[Page and application data records]
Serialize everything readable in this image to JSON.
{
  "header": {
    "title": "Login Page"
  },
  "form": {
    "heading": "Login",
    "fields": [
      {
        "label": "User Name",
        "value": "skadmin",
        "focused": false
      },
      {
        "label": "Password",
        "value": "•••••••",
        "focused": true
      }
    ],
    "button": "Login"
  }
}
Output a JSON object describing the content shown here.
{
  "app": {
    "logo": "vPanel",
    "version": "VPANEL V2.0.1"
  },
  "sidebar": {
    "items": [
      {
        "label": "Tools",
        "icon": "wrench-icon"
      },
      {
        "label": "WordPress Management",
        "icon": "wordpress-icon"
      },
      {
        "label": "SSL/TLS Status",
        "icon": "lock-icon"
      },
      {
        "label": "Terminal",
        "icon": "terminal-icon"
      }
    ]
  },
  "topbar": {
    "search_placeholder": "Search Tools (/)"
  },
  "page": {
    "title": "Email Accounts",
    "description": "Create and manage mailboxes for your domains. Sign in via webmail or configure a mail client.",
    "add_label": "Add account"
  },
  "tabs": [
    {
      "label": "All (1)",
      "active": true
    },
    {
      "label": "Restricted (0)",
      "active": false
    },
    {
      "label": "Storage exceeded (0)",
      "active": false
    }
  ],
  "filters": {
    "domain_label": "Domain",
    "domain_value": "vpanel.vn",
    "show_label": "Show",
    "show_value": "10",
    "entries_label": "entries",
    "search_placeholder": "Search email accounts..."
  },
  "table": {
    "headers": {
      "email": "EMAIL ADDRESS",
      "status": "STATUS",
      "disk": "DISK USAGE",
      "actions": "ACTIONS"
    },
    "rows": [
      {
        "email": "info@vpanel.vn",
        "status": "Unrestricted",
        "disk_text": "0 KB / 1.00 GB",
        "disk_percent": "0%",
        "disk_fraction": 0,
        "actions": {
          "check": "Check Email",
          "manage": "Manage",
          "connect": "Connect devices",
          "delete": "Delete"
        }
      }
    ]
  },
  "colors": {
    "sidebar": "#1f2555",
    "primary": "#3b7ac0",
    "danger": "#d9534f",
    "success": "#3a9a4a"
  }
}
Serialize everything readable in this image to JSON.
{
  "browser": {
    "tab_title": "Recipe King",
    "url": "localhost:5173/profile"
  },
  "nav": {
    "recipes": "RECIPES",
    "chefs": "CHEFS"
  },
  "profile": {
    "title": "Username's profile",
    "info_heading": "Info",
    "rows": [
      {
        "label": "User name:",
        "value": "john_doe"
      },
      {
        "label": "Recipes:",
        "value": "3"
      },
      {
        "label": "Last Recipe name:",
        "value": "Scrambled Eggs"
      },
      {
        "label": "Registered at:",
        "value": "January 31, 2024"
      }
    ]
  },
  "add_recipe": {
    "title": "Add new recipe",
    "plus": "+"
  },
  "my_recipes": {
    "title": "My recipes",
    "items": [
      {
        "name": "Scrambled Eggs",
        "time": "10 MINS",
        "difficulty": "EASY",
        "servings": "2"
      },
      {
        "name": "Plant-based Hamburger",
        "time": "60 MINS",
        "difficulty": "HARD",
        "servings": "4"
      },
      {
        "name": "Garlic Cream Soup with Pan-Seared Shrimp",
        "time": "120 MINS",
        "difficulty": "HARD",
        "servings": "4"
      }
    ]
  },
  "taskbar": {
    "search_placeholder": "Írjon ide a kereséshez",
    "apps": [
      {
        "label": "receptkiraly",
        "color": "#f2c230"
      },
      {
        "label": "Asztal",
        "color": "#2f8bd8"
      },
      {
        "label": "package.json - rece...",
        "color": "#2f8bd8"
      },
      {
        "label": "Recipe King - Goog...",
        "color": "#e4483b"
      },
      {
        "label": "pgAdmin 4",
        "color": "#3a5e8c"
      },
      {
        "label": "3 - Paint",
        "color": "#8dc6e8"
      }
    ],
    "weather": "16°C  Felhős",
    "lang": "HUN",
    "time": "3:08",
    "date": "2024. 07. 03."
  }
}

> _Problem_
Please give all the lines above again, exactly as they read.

> _Answer section_
Serialize everything readable in this image to JSON.
{
  "header": {
    "title": "Login Page"
  },
  "form": {
    "heading": "Login",
    "fields": [
      {
        "label": "User Name",
        "value": "skadmin",
        "focused": false
      },
      {
        "label": "Password",
        "value": "•••••••",
        "focused": true
      }
    ],
    "button": "Login"
  }
}
Output a JSON object describing the content shown here.
{
  "app": {
    "logo": "vPanel",
    "version": "VPANEL V2.0.1"
  },
  "sidebar": {
    "items": [
      {
        "label": "Tools",
        "icon": "wrench-icon"
      },
      {
        "label": "WordPress Management",
        "icon": "wordpress-icon"
      },
      {
        "label": "SSL/TLS Status",
        "icon": "lock-icon"
      },
      {
        "label": "Terminal",
        "icon": "terminal-icon"
      }
    ]
  },
  "topbar": {
    "search_placeholder": "Search Tools (/)"
  },
  "page": {
    "title": "Email Accounts",
    "description": "Create and manage mailboxes for your domains. Sign in via webmail or configure a mail client.",
    "add_label": "Add account"
  },
  "tabs": [
    {
      "label": "All (1)",
      "active": true
    },
    {
      "label": "Restricted (0)",
      "active": false
    },
    {
      "label": "Storage exceeded (0)",
      "active": false
    }
  ],
  "filters": {
    "domain_label": "Domain",
    "domain_value": "vpanel.vn",
    "show_label": "Show",
    "show_value": "10",
    "entries_label": "entries",
    "search_placeholder": "Search email accounts..."
  },
  "table": {
    "headers": {
      "email": "EMAIL ADDRESS",
      "status": "STATUS",
      "disk": "DISK USAGE",
      "actions": "ACTIONS"
    },
    "rows": [
      {
        "email": "info@vpanel.vn",
        "status": "Unrestricted",
        "disk_text": "0 KB / 1.00 GB",
        "disk_percent": "0%",
        "disk_fraction": 0,
        "actions": {
          "check": "Check Email",
          "manage": "Manage",
          "connect": "Connect devices",
          "delete": "Delete"
        }
      }
    ]
  },
  "colors": {
    "sidebar": "#1f2555",
    "primary": "#3b7ac0",
    "danger": "#d9534f",
    "success": "#3a9a4a"
  }
}
Serialize everything readable in this image to JSON.
{
  "browser": {
    "tab_title": "Recipe King",
    "url": "localhost:5173/profile"
  },
  "nav": {
    "recipes": "RECIPES",
    "chefs": "CHEFS"
  },
  "profile": {
    "title": "Username's profile",
    "info_heading": "Info",
    "rows": [
      {
        "label": "User name:",
        "value": "john_doe"
      },
      {
        "label": "Recipes:",
        "value": "3"
      },
      {
        "label": "Last Recipe name:",
        "value": "Scrambled Eggs"
      },
      {
        "label": "Registered at:",
        "value": "January 31, 2024"
      }
    ]
  },
  "add_recipe": {
    "title": "Add new recipe",
    "plus": "+"
  },
  "my_recipes": {
    "title": "My recipes",
    "items": [
      {
        "name": "Scrambled Eggs",
        "time": "10 MINS",
        "difficulty": "EASY",
        "servings": "2"
      },
      {
        "name": "Plant-based Hamburger",
        "time": "60 MINS",
        "difficulty": "HARD",
        "servings": "4"
      },
      {
        "name": "Garlic Cream Soup with Pan-Seared Shrimp",
        "time": "120 MINS",
        "difficulty": "HARD",
        "servings": "4"
      }
    ]
  },
  "taskbar": {
    "search_placeholder": "Írjon ide a kereséshez",
    "apps": [
      {
        "label": "receptkiraly",
        "color": "#f2c230"
      },
      {
        "label": "Asztal",
        "color": "#2f8bd8"
      },
      {
        "label": "package.json - rece...",
        "color": "#2f8bd8"
      },
      {
        "label": "Recipe King - Goog...",
        "color": "#e4483b"
      },
      {
        "label": "pgAdmin 4",
        "color": "#3a5e8c"
      },
      {
        "label": "3 - Paint",
        "color": "#8dc6e8"
      }
    ],
    "weather": "16°C  Felhős",
    "lang": "HUN",
    "time": "3:08",
    "date": "2024. 07. 03."
  }
}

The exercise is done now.